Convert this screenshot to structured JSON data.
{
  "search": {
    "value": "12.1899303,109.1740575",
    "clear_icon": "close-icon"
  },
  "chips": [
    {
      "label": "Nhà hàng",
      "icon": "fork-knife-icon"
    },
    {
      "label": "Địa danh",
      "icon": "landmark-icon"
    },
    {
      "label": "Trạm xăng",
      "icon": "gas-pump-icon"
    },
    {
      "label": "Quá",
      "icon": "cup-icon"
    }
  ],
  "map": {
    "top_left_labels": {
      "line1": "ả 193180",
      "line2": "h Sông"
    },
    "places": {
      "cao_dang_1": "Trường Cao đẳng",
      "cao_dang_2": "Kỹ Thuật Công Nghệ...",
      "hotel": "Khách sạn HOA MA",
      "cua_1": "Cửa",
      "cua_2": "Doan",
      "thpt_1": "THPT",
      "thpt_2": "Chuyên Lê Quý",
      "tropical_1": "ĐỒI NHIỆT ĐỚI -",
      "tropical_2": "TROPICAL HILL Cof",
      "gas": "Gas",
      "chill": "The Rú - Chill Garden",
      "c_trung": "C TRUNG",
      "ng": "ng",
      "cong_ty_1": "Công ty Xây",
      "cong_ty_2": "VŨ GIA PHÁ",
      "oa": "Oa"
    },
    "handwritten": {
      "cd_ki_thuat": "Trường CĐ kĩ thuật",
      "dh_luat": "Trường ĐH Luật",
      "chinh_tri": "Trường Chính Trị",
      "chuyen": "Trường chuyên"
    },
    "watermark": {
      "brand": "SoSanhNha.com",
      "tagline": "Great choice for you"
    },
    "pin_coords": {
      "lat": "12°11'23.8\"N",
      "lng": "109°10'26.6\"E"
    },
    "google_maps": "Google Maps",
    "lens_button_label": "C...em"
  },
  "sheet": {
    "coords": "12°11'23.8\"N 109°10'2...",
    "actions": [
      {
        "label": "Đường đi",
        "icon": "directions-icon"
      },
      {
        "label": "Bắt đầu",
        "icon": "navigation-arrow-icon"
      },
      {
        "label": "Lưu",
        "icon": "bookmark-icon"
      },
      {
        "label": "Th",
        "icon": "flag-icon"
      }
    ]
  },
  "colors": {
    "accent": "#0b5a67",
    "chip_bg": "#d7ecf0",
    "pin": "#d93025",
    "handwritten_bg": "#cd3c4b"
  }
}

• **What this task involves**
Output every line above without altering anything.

• **Solution to the exercise**
Convert this screenshot to structured JSON data.
{
  "search": {
    "value": "12.1899303,109.1740575",
    "clear_icon": "close-icon"
  },
  "chips": [
    {
      "label": "Nhà hàng",
      "icon": "fork-knife-icon"
    },
    {
      "label": "Địa danh",
      "icon": "landmark-icon"
    },
    {
      "label": "Trạm xăng",
      "icon": "gas-pump-icon"
    },
    {
      "label": "Quá",
      "icon": "cup-icon"
    }
  ],
  "map": {
    "top_left_labels": {
      "line1": "ả 193180",
      "line2": "h Sông"
    },
    "places": {
      "cao_dang_1": "Trường Cao đẳng",
      "cao_dang_2": "Kỹ Thuật Công Nghệ...",
      "hotel": "Khách sạn HOA MA",
      "cua_1": "Cửa",
      "cua_2": "Doan",
      "thpt_1": "THPT",
      "thpt_2": "Chuyên Lê Quý",
      "tropical_1": "ĐỒI NHIỆT ĐỚI -",
      "tropical_2": "TROPICAL HILL Cof",
      "gas": "Gas",
      "chill": "The Rú - Chill Garden",
      "c_trung": "C TRUNG",
      "ng": "ng",
      "cong_ty_1": "Công ty Xây",
      "cong_ty_2": "VŨ GIA PHÁ",
      "oa": "Oa"
    },
    "handwritten": {
      "cd_ki_thuat": "Trường CĐ kĩ thuật",
      "dh_luat": "Trường ĐH Luật",
      "chinh_tri": "Trường Chính Trị",
      "chuyen": "Trường chuyên"
    },
    "watermark": {
      "brand": "SoSanhNha.com",
      "tagline": "Great choice for you"
    },
    "pin_coords": {
      "lat": "12°11'23.8\"N",
      "lng": "109°10'26.6\"E"
    },
    "google_maps": "Google Maps",
    "lens_button_label": "C...em"
  },
  "sheet": {
    "coords": "12°11'23.8\"N 109°10'2...",
    "actions": [
      {
        "label": "Đường đi",
        "icon": "directions-icon"
      },
      {
        "label": "Bắt đầu",
        "icon": "navigation-arrow-icon"
      },
      {
        "label": "Lưu",
        "icon": "bookmark-icon"
      },
      {
        "label": "Th",
        "icon": "flag-icon"
      }
    ]
  },
  "colors": {
    "accent": "#0b5a67",
    "chip_bg": "#d7ecf0",
    "pin": "#d93025",
    "handwritten_bg": "#cd3c4b"
  }
}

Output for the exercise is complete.